Social Media Smokers Have an Easier Time Quitting
Social media has become a huge part in people's lives. Not only does it connect people to one another regardless of distance and time, it also allows the users to present themselves in the way that they desire. On top of that, social media has become an outlet for people to ask for help, speak their minds on important political issues, and created a strong community. Now, according to a new paper, social media might also make quitting easier for smokers.
For this study, the lead investigator, Joe Phua form the University of Georgia, analyzed social networking websites that are health-based. Phua was interested in examining the relationship between membership participation and smoking cessation. He discovered that as more people participated in these types of social networks, the online support groups expanded and became more close-knitted. Members reported feeling a strong connection to the other members and became more willing to give and receive social support when it came to smoking behaviors. Members also stated that they felt a sense of trust within the group.
Phua reasoned that this type of relationship centered on trust and community helps smokers quit more effectively. Phua reported that these members were better capable of quitting and had a lower relapse percentage. He believes that these findings could help researchers create new online social support groups that could effectively help people quit smoking and possibly other vices as well.

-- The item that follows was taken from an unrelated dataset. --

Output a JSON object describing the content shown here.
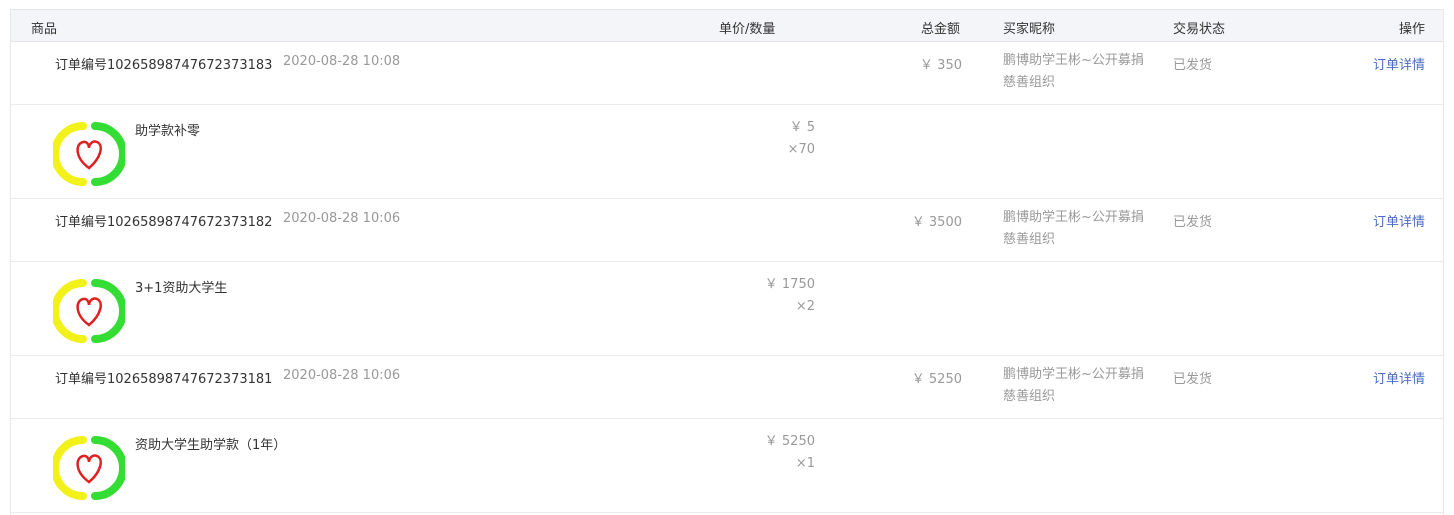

"This study helps further the notion that social networking sites and other forms of social media can help people to improve their health conditions," said Phua according to Medical Xpress. "These can be used as a standalone way to improve chronic health conditions, or as part of a holistic treatment plan that includes both professional offline help and online social media sites."
The report, "Participating in Health Issue-Specific Social Networking Sties to Quit Smoking: How Does Online Social Interconnectedness Influence Smoking Cessation Self-Efficacy," was published in the Journal of Communication.